Requirement
Repeat the listing in full, word for word.

Provided information

= = =

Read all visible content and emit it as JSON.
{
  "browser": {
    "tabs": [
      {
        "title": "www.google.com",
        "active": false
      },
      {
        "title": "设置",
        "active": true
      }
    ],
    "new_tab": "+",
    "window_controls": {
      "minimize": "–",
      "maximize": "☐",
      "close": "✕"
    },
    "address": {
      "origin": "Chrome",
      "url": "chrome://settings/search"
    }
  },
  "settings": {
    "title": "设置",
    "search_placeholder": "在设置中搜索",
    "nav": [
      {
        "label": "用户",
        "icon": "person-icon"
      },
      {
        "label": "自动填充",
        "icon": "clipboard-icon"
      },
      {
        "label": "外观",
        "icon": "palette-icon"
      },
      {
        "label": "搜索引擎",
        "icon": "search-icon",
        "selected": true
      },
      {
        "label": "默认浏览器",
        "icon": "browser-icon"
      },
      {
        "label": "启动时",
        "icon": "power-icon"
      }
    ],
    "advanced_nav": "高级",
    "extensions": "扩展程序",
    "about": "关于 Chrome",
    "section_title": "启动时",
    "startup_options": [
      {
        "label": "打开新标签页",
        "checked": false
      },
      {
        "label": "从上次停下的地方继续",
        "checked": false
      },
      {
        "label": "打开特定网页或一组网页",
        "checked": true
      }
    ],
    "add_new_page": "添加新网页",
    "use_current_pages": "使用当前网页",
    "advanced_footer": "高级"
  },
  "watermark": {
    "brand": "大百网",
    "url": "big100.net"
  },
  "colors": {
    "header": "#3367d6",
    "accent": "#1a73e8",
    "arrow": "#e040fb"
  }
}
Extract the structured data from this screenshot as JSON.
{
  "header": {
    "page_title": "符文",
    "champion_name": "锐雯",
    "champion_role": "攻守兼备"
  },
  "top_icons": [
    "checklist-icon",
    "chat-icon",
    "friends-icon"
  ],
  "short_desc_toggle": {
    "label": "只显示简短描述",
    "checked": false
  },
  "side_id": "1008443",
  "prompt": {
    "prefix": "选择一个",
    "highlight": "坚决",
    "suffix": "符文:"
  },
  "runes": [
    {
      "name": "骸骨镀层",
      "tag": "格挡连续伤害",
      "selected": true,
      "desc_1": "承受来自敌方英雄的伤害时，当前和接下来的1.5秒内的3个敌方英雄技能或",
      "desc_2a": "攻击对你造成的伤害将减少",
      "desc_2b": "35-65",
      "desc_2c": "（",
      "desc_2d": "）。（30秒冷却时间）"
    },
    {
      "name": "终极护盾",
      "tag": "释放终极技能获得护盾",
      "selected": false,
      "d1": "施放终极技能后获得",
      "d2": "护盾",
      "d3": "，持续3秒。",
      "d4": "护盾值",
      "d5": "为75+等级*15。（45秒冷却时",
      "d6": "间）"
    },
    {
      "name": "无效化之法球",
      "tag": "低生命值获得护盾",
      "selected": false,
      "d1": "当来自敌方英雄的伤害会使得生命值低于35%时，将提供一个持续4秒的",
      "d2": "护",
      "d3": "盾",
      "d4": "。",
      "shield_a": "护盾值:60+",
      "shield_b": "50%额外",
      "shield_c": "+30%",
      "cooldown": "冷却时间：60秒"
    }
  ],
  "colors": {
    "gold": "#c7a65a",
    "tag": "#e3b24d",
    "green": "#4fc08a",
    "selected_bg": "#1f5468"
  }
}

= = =

Your solution
Read all visible content and emit it as JSON.
{
  "browser": {
    "tabs": [
      {
        "title": "www.google.com",
        "active": false
      },
      {
        "title": "设置",
        "active": true
      }
    ],
    "new_tab": "+",
    "window_controls": {
      "minimize": "–",
      "maximize": "☐",
      "close": "✕"
    },
    "address": {
      "origin": "Chrome",
      "url": "chrome://settings/search"
    }
  },
  "settings": {
    "title": "设置",
    "search_placeholder": "在设置中搜索",
    "nav": [
      {
        "label": "用户",
        "icon": "person-icon"
      },
      {
        "label": "自动填充",
        "icon": "clipboard-icon"
      },
      {
        "label": "外观",
        "icon": "palette-icon"
      },
      {
        "label": "搜索引擎",
        "icon": "search-icon",
        "selected": true
      },
      {
        "label": "默认浏览器",
        "icon": "browser-icon"
      },
      {
        "label": "启动时",
        "icon": "power-icon"
      }
    ],
    "advanced_nav": "高级",
    "extensions": "扩展程序",
    "about": "关于 Chrome",
    "section_title": "启动时",
    "startup_options": [
      {
        "label": "打开新标签页",
        "checked": false
      },
      {
        "label": "从上次停下的地方继续",
        "checked": false
      },
      {
        "label": "打开特定网页或一组网页",
        "checked": true
      }
    ],
    "add_new_page": "添加新网页",
    "use_current_pages": "使用当前网页",
    "advanced_footer": "高级"
  },
  "watermark": {
    "brand": "大百网",
    "url": "big100.net"
  },
  "colors": {
    "header": "#3367d6",
    "accent": "#1a73e8",
    "arrow": "#e040fb"
  }
}
Extract the structured data from this screenshot as JSON.
{
  "header": {
    "page_title": "符文",
    "champion_name": "锐雯",
    "champion_role": "攻守兼备"
  },
  "top_icons": [
    "checklist-icon",
    "chat-icon",
    "friends-icon"
  ],
  "short_desc_toggle": {
    "label": "只显示简短描述",
    "checked": false
  },
  "side_id": "1008443",
  "prompt": {
    "prefix": "选择一个",
    "highlight": "坚决",
    "suffix": "符文:"
  },
  "runes": [
    {
      "name": "骸骨镀层",
      "tag": "格挡连续伤害",
      "selected": true,
      "desc_1": "承受来自敌方英雄的伤害时，当前和接下来的1.5秒内的3个敌方英雄技能或",
      "desc_2a": "攻击对你造成的伤害将减少",
      "desc_2b": "35-65",
      "desc_2c": "（",
      "desc_2d": "）。（30秒冷却时间）"
    },
    {
      "name": "终极护盾",
      "tag": "释放终极技能获得护盾",
      "selected": false,
      "d1": "施放终极技能后获得",
      "d2": "护盾",
      "d3": "，持续3秒。",
      "d4": "护盾值",
      "d5": "为75+等级*15。（45秒冷却时",
      "d6": "间）"
    },
    {
      "name": "无效化之法球",
      "tag": "低生命值获得护盾",
      "selected": false,
      "d1": "当来自敌方英雄的伤害会使得生命值低于35%时，将提供一个持续4秒的",
      "d2": "护",
      "d3": "盾",
      "d4": "。",
      "shield_a": "护盾值:60+",
      "shield_b": "50%额外",
      "shield_c": "+30%",
      "cooldown": "冷却时间：60秒"
    }
  ],
  "colors": {
    "gold": "#c7a65a",
    "tag": "#e3b24d",
    "green": "#4fc08a",
    "selected_bg": "#1f5468"
  }
}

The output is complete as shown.